Data records for software interfaces:
* * * * * * * * *
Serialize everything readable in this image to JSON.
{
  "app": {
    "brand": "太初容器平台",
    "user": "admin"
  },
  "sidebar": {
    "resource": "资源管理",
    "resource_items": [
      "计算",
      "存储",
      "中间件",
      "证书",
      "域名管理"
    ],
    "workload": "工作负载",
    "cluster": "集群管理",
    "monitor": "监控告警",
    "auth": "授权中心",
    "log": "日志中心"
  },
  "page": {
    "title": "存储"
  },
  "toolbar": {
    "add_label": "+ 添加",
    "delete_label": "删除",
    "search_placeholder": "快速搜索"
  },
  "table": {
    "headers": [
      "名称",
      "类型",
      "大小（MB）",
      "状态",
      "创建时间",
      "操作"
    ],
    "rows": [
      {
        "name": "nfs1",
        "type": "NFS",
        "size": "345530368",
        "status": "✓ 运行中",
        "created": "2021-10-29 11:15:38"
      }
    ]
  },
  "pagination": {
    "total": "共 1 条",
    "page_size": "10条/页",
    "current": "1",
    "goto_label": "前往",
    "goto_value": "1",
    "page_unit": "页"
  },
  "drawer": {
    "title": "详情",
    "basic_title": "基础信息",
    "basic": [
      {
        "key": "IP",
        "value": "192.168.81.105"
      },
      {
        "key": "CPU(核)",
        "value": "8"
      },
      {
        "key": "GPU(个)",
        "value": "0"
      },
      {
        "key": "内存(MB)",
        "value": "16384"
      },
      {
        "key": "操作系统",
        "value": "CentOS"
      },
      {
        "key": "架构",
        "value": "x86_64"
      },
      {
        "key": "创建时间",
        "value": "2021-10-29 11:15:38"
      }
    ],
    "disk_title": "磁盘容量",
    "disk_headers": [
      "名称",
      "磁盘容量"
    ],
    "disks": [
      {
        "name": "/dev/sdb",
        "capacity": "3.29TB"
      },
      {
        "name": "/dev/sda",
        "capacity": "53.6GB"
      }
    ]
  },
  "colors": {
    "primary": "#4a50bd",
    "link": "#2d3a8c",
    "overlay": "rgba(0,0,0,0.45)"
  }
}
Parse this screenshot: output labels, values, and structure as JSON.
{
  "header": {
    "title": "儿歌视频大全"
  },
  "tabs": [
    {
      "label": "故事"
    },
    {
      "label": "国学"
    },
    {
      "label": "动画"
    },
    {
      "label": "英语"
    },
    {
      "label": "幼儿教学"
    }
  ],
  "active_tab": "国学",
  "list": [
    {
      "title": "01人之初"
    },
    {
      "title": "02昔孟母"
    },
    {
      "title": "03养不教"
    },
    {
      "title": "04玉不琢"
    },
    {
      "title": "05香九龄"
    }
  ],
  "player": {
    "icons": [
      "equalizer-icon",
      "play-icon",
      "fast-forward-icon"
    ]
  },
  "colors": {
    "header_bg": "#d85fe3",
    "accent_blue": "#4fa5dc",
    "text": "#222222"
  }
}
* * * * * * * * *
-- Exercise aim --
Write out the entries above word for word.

-- Solution --
Serialize everything readable in this image to JSON.
{
  "app": {
    "brand": "太初容器平台",
    "user": "admin"
  },
  "sidebar": {
    "resource": "资源管理",
    "resource_items": [
      "计算",
      "存储",
      "中间件",
      "证书",
      "域名管理"
    ],
    "workload": "工作负载",
    "cluster": "集群管理",
    "monitor": "监控告警",
    "auth": "授权中心",
    "log": "日志中心"
  },
  "page": {
    "title": "存储"
  },
  "toolbar": {
    "add_label": "+ 添加",
    "delete_label": "删除",
    "search_placeholder": "快速搜索"
  },
  "table": {
    "headers": [
      "名称",
      "类型",
      "大小（MB）",
      "状态",
      "创建时间",
      "操作"
    ],
    "rows": [
      {
        "name": "nfs1",
        "type": "NFS",
        "size": "345530368",
        "status": "✓ 运行中",
        "created": "2021-10-29 11:15:38"
      }
    ]
  },
  "pagination": {
    "total": "共 1 条",
    "page_size": "10条/页",
    "current": "1",
    "goto_label": "前往",
    "goto_value": "1",
    "page_unit": "页"
  },
  "drawer": {
    "title": "详情",
    "basic_title": "基础信息",
    "basic": [
      {
        "key": "IP",
        "value": "192.168.81.105"
      },
      {
        "key": "CPU(核)",
        "value": "8"
      },
      {
        "key": "GPU(个)",
        "value": "0"
      },
      {
        "key": "内存(MB)",
        "value": "16384"
      },
      {
        "key": "操作系统",
        "value": "CentOS"
      },
      {
        "key": "架构",
        "value": "x86_64"
      },
      {
        "key": "创建时间",
        "value": "2021-10-29 11:15:38"
      }
    ],
    "disk_title": "磁盘容量",
    "disk_headers": [
      "名称",
      "磁盘容量"
    ],
    "disks": [
      {
        "name": "/dev/sdb",
        "capacity": "3.29TB"
      },
      {
        "name": "/dev/sda",
        "capacity": "53.6GB"
      }
    ]
  },
  "colors": {
    "primary": "#4a50bd",
    "link": "#2d3a8c",
    "overlay": "rgba(0,0,0,0.45)"
  }
}
Parse this screenshot: output labels, values, and structure as JSON.
{
  "header": {
    "title": "儿歌视频大全"
  },
  "tabs": [
    {
      "label": "故事"
    },
    {
      "label": "国学"
    },
    {
      "label": "动画"
    },
    {
      "label": "英语"
    },
    {
      "label": "幼儿教学"
    }
  ],
  "active_tab": "国学",
  "list": [
    {
      "title": "01人之初"
    },
    {
      "title": "02昔孟母"
    },
    {
      "title": "03养不教"
    },
    {
      "title": "04玉不琢"
    },
    {
      "title": "05香九龄"
    }
  ],
  "player": {
    "icons": [
      "equalizer-icon",
      "play-icon",
      "fast-forward-icon"
    ]
  },
  "colors": {
    "header_bg": "#d85fe3",
    "accent_blue": "#4fa5dc",
    "text": "#222222"
  }
}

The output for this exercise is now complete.